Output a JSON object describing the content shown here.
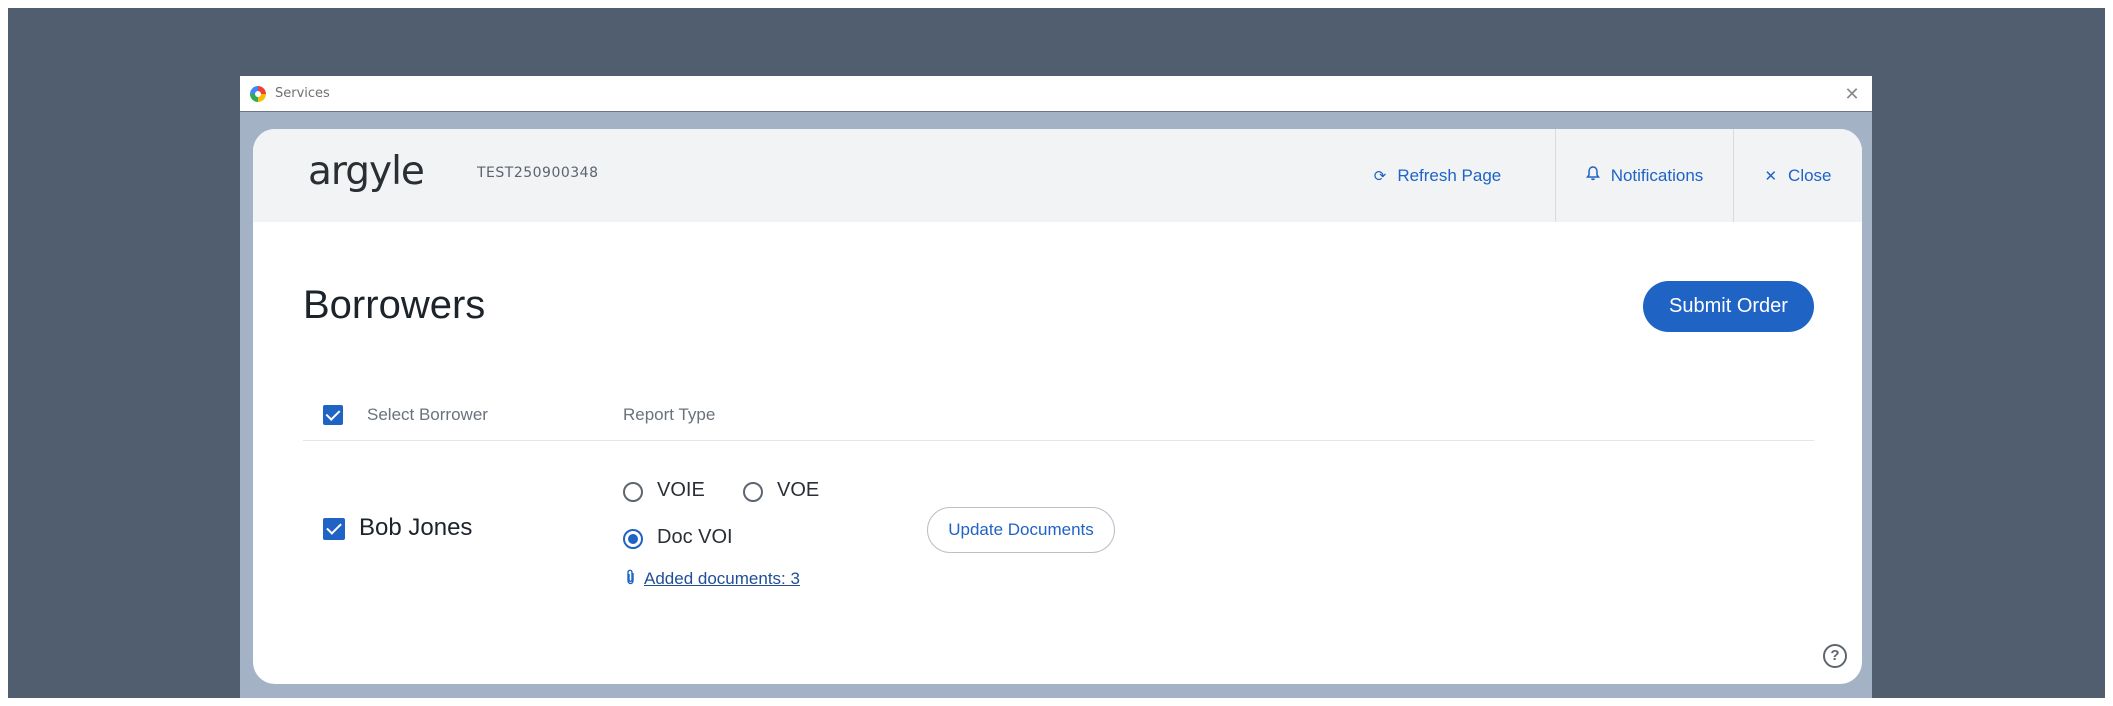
{
  "window": {
    "title": "Services"
  },
  "header": {
    "brand": "argyle",
    "order_id": "TEST250900348",
    "refresh_label": "Refresh Page",
    "notifications_label": "Notifications",
    "close_label": "Close"
  },
  "main": {
    "title": "Borrowers",
    "submit_label": "Submit Order",
    "columns": {
      "select": "Select Borrower",
      "report": "Report Type"
    },
    "borrower": {
      "name": "Bob Jones",
      "selected": true,
      "report_options": [
        "VOIE",
        "VOE",
        "Doc VOI"
      ],
      "selected_report": "Doc VOI",
      "documents_link": "Added documents: 3",
      "update_label": "Update Documents"
    },
    "help_glyph": "?"
  },
  "icons": {
    "refresh": "refresh-icon",
    "notifications": "bell-icon",
    "close": "close-icon",
    "attachment": "paperclip-icon",
    "help": "help-icon"
  },
  "colors": {
    "accent": "#1f63c5",
    "backdrop": "#515e70",
    "header_bg": "#f2f3f5"
  }
}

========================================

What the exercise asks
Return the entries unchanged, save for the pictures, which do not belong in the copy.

Task solution
Output a JSON object describing the content shown here.
{
  "window": {
    "title": "Services"
  },
  "header": {
    "brand": "argyle",
    "order_id": "TEST250900348",
    "refresh_label": "Refresh Page",
    "notifications_label": "Notifications",
    "close_label": "Close"
  },
  "main": {
    "title": "Borrowers",
    "submit_label": "Submit Order",
    "columns": {
      "select": "Select Borrower",
      "report": "Report Type"
    },
    "borrower": {
      "name": "Bob Jones",
      "selected": true,
      "report_options": [
        "VOIE",
        "VOE",
        "Doc VOI"
      ],
      "selected_report": "Doc VOI",
      "documents_link": "Added documents: 3",
      "update_label": "Update Documents"
    },
    "help_glyph": "?"
  },
  "icons": {
    "refresh": "refresh-icon",
    "notifications": "bell-icon",
    "close": "close-icon",
    "attachment": "paperclip-icon",
    "help": "help-icon"
  },
  "colors": {
    "accent": "#1f63c5",
    "backdrop": "#515e70",
    "header_bg": "#f2f3f5"
  }
}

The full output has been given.